We asked the Level 3 teacher if he was surprised by his former students’ performance on these recordings. He said that he wasn’t too surprised because he had only spent half the term working on those skills, and during the other half of the term, he had them prepare and give presentations. His reasons, he told us, were based on his assumptions about the importance of doing presentations and also from some internet and YouTube sites promoting them.
This situation gave us an opportunity to re-evaluate our course goals and the basis for those. During our discussion, we examined the common assumptions for why teachers assign student-presentations.
Assumption 1: Presentations are an essential part of preparing ESL students to succeed in college course. They are useful since students will surely have to make presentations in other classes, in college, and/or in their future jobs. In other words, ESL students should experience giving presentations because in 5 or 6 months from now when they are in mainstream classes, it is assumed that they’ll be giving presentations.
Response: To find out how true this assumption is, it’s helpful to learn what college actually instructors say.
To challenge the many assumptions that EAP (English for Academic Purposes) instructors have about what skills ESL students need to have when they enroll in mainstream college courses, I interviewed 35 university and college instructors who were teaching 14 different freshman-level (first year) courses.
According to results concerning students giving oral presentation, ONLY TWO instructors (out of the 35) included oral presentations in their course. Not surprisingly, the course was Communication. Both of them said that EAP teachers could best prepare students for their courses by giving them some exposure to talking before a small group. (See such an activity in my next posting in Part 2.)

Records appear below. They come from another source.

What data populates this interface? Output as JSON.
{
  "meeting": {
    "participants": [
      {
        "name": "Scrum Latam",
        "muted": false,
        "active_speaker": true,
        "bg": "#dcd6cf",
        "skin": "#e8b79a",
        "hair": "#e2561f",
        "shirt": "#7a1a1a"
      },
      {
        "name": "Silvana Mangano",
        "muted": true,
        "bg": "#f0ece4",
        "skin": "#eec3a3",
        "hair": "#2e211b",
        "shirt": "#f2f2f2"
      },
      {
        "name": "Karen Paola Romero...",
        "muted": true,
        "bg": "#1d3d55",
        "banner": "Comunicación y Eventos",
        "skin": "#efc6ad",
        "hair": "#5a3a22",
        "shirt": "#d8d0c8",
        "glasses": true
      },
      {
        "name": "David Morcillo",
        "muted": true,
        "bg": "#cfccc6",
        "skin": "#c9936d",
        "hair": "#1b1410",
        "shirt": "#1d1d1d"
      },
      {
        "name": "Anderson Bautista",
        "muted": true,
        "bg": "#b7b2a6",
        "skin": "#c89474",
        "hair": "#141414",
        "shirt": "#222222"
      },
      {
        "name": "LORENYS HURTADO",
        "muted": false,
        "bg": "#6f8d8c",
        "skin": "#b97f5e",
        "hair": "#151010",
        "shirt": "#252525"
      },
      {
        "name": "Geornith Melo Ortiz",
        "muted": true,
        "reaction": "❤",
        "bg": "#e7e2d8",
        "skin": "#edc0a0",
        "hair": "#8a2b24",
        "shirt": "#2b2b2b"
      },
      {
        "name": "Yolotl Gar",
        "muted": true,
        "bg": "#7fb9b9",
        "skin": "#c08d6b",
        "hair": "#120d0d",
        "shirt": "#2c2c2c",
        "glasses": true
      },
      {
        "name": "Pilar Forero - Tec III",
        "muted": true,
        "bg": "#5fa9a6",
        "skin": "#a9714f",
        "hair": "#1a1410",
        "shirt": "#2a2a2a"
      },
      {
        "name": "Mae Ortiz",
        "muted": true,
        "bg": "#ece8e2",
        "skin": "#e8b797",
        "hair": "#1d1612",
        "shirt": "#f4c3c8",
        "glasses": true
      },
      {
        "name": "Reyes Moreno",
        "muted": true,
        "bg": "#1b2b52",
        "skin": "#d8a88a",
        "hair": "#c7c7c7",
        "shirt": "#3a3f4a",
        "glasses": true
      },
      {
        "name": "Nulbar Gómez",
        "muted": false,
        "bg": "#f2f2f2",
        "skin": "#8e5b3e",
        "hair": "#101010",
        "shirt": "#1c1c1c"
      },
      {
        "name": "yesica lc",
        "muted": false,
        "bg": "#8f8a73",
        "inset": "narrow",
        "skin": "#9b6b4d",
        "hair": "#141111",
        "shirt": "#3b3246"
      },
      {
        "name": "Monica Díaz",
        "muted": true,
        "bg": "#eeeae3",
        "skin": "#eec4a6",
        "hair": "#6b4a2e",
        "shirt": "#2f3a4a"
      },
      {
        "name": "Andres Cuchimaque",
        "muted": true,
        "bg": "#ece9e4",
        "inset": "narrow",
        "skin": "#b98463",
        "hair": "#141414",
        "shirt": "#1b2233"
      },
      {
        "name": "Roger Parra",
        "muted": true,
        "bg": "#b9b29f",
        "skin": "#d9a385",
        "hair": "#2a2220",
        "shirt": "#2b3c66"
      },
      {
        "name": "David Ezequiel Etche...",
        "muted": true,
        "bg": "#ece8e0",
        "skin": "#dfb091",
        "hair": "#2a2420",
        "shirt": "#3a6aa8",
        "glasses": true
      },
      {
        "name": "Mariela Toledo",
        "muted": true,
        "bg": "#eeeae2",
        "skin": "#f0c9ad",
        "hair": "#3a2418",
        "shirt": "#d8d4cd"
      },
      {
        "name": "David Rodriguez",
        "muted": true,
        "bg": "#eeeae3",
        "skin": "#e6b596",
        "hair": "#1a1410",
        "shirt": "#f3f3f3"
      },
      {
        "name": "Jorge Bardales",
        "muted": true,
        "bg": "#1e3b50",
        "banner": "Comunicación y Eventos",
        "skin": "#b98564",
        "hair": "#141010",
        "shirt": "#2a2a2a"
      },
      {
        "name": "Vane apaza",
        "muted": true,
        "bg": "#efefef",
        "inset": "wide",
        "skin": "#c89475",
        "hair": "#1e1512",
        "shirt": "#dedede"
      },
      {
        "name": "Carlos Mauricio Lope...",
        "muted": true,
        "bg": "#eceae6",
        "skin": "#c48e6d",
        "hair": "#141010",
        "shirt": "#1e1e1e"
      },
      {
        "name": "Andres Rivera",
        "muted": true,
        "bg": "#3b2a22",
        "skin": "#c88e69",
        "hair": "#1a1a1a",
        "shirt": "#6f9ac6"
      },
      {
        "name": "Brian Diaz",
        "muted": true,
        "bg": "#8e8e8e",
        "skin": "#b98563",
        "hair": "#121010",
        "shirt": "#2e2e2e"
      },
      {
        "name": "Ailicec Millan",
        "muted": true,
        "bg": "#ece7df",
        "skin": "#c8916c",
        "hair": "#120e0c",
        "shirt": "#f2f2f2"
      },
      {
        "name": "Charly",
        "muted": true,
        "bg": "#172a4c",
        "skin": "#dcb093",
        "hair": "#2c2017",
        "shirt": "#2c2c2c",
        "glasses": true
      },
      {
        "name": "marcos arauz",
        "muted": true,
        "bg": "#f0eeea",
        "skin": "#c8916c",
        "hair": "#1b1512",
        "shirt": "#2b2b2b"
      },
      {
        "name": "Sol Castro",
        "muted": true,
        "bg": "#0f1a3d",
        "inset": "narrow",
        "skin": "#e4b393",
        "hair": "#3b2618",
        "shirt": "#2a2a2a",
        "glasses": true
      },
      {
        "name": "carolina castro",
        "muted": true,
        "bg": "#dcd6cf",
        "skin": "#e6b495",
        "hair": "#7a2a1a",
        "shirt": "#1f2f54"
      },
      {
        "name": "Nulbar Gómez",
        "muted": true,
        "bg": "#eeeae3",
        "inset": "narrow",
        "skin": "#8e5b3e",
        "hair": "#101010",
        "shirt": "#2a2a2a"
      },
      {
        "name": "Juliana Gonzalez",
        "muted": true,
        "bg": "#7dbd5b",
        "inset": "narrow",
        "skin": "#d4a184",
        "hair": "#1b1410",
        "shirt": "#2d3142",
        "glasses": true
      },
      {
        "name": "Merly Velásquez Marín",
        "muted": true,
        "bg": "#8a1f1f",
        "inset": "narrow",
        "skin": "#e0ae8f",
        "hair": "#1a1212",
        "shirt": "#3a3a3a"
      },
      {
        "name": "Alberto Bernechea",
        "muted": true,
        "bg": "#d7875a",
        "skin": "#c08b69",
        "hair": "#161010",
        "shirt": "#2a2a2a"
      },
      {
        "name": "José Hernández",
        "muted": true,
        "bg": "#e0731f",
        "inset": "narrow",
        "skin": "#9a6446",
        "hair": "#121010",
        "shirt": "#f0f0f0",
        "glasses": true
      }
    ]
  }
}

To see my complete article about this, see: Research Forum: Professors’ Expectations of Foreign Students in Freshman-Level Courses
For more about applying this research to EAP curriculum, see • Most Important Process that You can do for Yourself, Your Students, Your Program (Part 1)
Assumption 2: Presentation projects are a way to add variety to the ESL classroom.
Response: An analogy could be with a drivers-training class. Imagine a student still learning how to navigate driving on quiet neighborhood streets. The instructor then decides to have the student drive on a rush-hour expressway to add variety to the lesson because some day, the student will probably need to drive on an expressway.
It’s understandable that Conversation-class teachers would want to add variety to their classes instead of having students sitting in pairs or triads every day. And there are many ways to do this, and at the same time, have students develop conversation skills that they will be able to apply immediately and will need at the next level.
To get students up and moving about, doing whole-class mixers and surveys are enjoyable yet productive options. (See • Whole Class Conversation Mixer Activity: Good for Students’ Skills, Brains and More
Some other activities that are good for variety and getting students moving involve having students work in pairs on the first step and then, after a period of time, in a second step, instruct them to rotate to a different partner or partners and even a third or fourth partner. (See • How to IMPROVE Six Popular ESL Activities: Making Them More Than Just Talking PART 1 AND • How to IMPROVE Six Popular ESL Activities: Making Them More Than Just Talking PART 1
Assumption 3: The benefits of up-front presenting aren’t limited to the speaker. The rest of the class gets valuable listening practice. They can take notes and evaluate the speaker, giving written feedback.
Response: If one of the goals of the Conversation class is improve listening comprehension, we have to question whether student-presentations are the most optimal way to do it. More than one teacher has told (confessed to) me that they include presentations because it gives them a break from having to plan conversation lessons for a few days. Students can spend class time preparing and then a few days are spent giving the presentation. They admit that because there is little quality control of the content, the presentations are not really conducive for listening-skill development. Also, since students are not trained in giving proper evaluations, their feedback can actually be discouraging to the presenters.
In sum, there seems to be weak support for having students do whole-class presentations. However, there can be a lot of benefits to giving each student an opportunity, while talking, to have the attention of a small group of engaged classmates. In Part 2, I’ll share with you an effective activity in which to do this.